pen and notebookJust start and let it flow.  Try starting off by jotting down a couple of that made you happy during the day, then fill in the details – think about them in terms of who/what/where/when/why/how. Who did I see today? What did I see or hear outside? How did this make me happy?  Journaling for or with kids?  Talk with them about what gratitude means and back up your talking points with lots of examples.  Need more ideas about what to write about?  Google terms like journaling prompts for ideas, or try these:

What personal traits do you possess that you are most thankful for?

Who do you admire and what do you admire about them?

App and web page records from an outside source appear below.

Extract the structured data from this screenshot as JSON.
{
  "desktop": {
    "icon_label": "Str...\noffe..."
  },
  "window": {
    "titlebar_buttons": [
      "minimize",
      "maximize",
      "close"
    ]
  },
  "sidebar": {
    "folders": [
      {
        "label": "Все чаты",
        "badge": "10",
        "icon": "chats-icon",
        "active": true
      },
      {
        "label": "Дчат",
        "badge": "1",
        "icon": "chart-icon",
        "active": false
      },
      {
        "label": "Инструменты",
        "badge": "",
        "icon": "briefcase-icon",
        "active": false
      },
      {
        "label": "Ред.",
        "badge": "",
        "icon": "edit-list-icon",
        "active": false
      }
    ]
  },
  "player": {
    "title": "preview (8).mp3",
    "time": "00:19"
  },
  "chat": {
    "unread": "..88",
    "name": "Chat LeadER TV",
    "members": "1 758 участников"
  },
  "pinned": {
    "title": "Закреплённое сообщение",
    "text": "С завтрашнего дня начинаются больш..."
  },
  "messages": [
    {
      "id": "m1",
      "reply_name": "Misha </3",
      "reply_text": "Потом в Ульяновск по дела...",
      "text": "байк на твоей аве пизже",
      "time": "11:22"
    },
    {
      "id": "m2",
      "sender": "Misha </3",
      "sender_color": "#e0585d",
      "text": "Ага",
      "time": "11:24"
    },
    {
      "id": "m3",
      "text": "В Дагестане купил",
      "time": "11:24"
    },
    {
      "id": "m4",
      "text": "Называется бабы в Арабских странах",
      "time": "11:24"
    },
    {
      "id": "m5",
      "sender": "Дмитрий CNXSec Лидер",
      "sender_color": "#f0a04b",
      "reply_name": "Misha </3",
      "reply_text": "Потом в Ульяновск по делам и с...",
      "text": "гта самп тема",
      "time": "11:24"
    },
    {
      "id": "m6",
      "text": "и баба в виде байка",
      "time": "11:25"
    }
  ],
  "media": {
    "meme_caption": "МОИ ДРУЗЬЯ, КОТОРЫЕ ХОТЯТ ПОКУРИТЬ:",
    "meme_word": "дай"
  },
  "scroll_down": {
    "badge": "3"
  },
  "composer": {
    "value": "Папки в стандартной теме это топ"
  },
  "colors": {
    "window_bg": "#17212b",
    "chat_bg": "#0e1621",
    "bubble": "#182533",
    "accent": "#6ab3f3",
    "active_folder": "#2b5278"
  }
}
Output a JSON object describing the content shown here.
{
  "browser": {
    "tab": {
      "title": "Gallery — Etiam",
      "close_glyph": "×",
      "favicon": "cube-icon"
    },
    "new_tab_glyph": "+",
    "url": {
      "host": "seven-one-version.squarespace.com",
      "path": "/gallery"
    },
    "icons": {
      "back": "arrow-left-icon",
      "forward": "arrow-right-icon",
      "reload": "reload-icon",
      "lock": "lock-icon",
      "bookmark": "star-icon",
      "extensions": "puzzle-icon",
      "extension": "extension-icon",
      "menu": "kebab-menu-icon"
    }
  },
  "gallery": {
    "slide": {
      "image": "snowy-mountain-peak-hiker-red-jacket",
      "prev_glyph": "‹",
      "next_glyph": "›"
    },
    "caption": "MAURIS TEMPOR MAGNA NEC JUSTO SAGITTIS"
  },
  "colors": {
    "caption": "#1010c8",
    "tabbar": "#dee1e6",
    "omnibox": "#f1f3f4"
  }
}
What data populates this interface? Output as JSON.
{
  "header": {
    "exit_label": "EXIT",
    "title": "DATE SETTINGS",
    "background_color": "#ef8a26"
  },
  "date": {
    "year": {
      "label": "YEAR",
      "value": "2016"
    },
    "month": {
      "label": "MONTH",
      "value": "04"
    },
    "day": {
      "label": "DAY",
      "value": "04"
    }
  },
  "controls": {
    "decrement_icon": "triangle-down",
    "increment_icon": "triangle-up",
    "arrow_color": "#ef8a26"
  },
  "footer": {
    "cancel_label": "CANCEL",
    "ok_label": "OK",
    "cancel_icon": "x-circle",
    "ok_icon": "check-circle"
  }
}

Describe something nice you’ve done for someone.

Describe something nice someone else did for you.

Write as much as you want once you start.  Try to set aside time a couple of days a week to start – again, whatever works best for you.

child drawingDrawing counts too! Remember the old adage “a picture is worth a thousand words”?  Journaling doesn’t have to be limited to words, so feel free to use color, drawings, photos, scrapbook embellishments, etc.; no limits here!  Importantly for kids, since words aren’t involved, they can express themselves visually, which is a big plus given the limited vocabularies of young children.

Remember, You Don’t Have To Go It Alone – If you’re feeling overwhelmed or if you need help with coping with your stress, the Crisis Counselors for NY Project Hope at Independent Living are always available to help. Sometimes it can be helpful to talk to someone you don’t know! Want to know more about how we can help?  Give us a call at 845-762-2275. Talking to us is always free, anonymous, and confidential.


Children’s Bureau. (2019, July 26).  Gratitude journals for kids. [web log]. Retrieved from

Diary of a Journal Planner. (2021). 50 daily gratitude journal prompts to help you notice the good in your life. [web log]. Retrieved from (n.d.) 120 gratitude journal prompts to create more thankfulness in your life. [web article]. Retrieved from

Feldman, D. B., 2020, Sept. 20. The power of journaling.  Psychology Today. [web article]. Retrieved from (n.d.). 31 benefits of gratitude: The ultimate science-backed guide. [web article]. Retrieved from

Jessen, L. (2016, July 8). The benefits of a gratitude journal and how to maintain one. [web article].  Retrieved from

Psych Central, 2005-2021. How to begin journaling for stress relief. [web article]. Retrieved from

Tams, L., 2020, Nov. 11. Journaling to reduce Covid-19 stress. Michigan State University MSU Extension. [web article]. Retrieved from